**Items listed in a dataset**
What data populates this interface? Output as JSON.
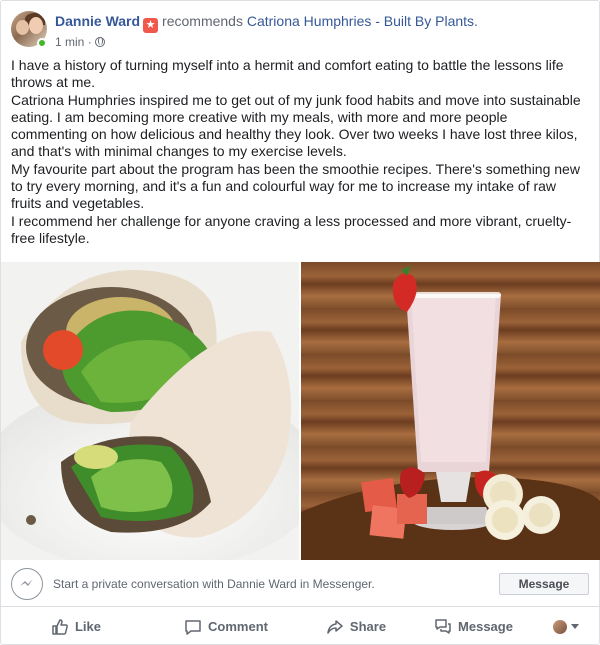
{
  "post": {
    "author": "Dannie Ward",
    "action_text": "recommends",
    "page_name": "Catriona Humphries - Built By Plants.",
    "timestamp": "1 min",
    "separator": "·",
    "paragraphs": [
      "I have a history of turning myself into a hermit and comfort eating to battle the lessons life throws at me.",
      "Catriona Humphries inspired me to get out of my junk food habits and move into sustainable eating. I am becoming more creative with my meals, with more and more people commenting on how delicious and healthy they look. Over two weeks I have lost three kilos, and that's with minimal changes to my exercise levels.",
      "My favourite part about the program has been the smoothie recipes. There's something new to try every morning, and it's a fun and colourful way for me to increase my intake of raw fruits and vegetables.",
      "I recommend her challenge for anyone craving a less processed and more vibrant, cruelty-free lifestyle."
    ],
    "icons": {
      "recommend": "recommend-star-icon",
      "privacy": "globe-icon"
    }
  },
  "photos": [
    {
      "name": "wrap-photo"
    },
    {
      "name": "smoothie-photo"
    }
  ],
  "messenger": {
    "prompt": "Start a private conversation with Dannie Ward in Messenger.",
    "button_label": "Message"
  },
  "actions": {
    "like": "Like",
    "comment": "Comment",
    "share": "Share",
    "message": "Message"
  },
  "colors": {
    "link": "#365899",
    "online": "#42b72a",
    "recommend_badge": "#f0584b",
    "muted": "#606770"
  }
}
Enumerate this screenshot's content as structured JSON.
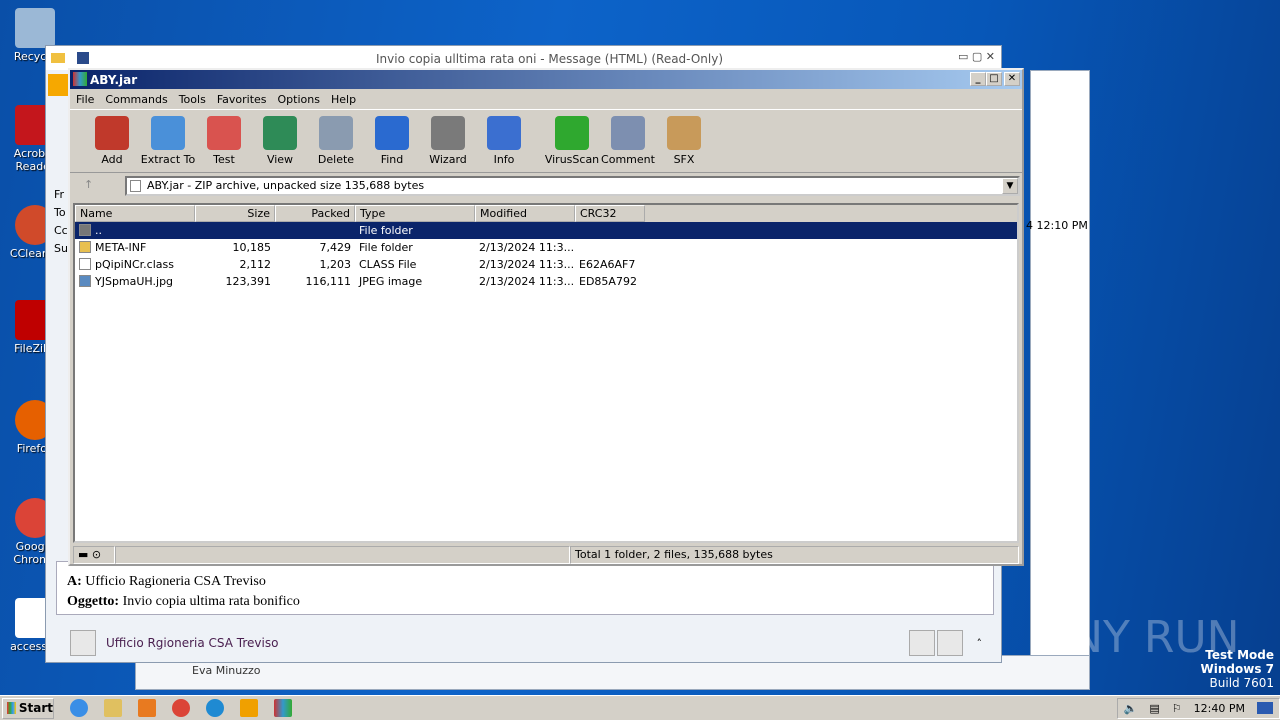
{
  "desktop": {
    "icons": [
      "Recycle",
      "Acrobat Reader",
      "CCleaner",
      "FileZilla",
      "Firefox",
      "Google Chrome",
      "accessac"
    ],
    "watermark": [
      "Test Mode",
      "Windows 7",
      "Build 7601"
    ],
    "anyrun": "ANY RUN"
  },
  "outlook": {
    "title": "Invio copia ulltima rata oni -  Message (HTML) (Read-Only)",
    "header_time": "4 12:10 PM",
    "side_labels": [
      "Fr",
      "To",
      "Cc",
      "Su"
    ],
    "to_label": "A:",
    "to_value": "Ufficio Ragioneria CSA Treviso",
    "subject_label": "Oggetto:",
    "subject_value": "Invio copia ultima rata bonifico",
    "contact": "Ufficio Rgioneria CSA Treviso",
    "back_contact": "Eva Minuzzo"
  },
  "winrar": {
    "title": "ABY.jar",
    "menu": [
      "File",
      "Commands",
      "Tools",
      "Favorites",
      "Options",
      "Help"
    ],
    "toolbar": [
      {
        "label": "Add",
        "color": "#c0392b"
      },
      {
        "label": "Extract To",
        "color": "#4a90d9"
      },
      {
        "label": "Test",
        "color": "#d9534f"
      },
      {
        "label": "View",
        "color": "#2e8b57"
      },
      {
        "label": "Delete",
        "color": "#8a9bb0"
      },
      {
        "label": "Find",
        "color": "#2a6ad0"
      },
      {
        "label": "Wizard",
        "color": "#7a7a7a"
      },
      {
        "label": "Info",
        "color": "#3b6fd0"
      },
      {
        "label": "VirusScan",
        "color": "#2fa82f"
      },
      {
        "label": "Comment",
        "color": "#7d8fb0"
      },
      {
        "label": "SFX",
        "color": "#c89a5a"
      }
    ],
    "address": "ABY.jar - ZIP archive, unpacked size 135,688 bytes",
    "columns": [
      "Name",
      "Size",
      "Packed",
      "Type",
      "Modified",
      "CRC32"
    ],
    "rows": [
      [
        "..",
        "",
        "",
        "File folder",
        "",
        ""
      ],
      [
        "META-INF",
        "10,185",
        "7,429",
        "File folder",
        "2/13/2024 11:3...",
        ""
      ],
      [
        "pQipiNCr.class",
        "2,112",
        "1,203",
        "CLASS File",
        "2/13/2024 11:3...",
        "E62A6AF7"
      ],
      [
        "YJSpmaUH.jpg",
        "123,391",
        "116,111",
        "JPEG image",
        "2/13/2024 11:3...",
        "ED85A792"
      ]
    ],
    "status": "Total 1 folder, 2 files, 135,688 bytes"
  },
  "taskbar": {
    "start": "Start",
    "clock": "12:40 PM"
  }
}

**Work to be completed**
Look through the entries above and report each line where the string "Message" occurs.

**Reply to the exercise**
    "button_label": "Message"
    "message": "Message"
    "title": "Invio copia ulltima rata oni -  Message (HTML) (Read-Only)",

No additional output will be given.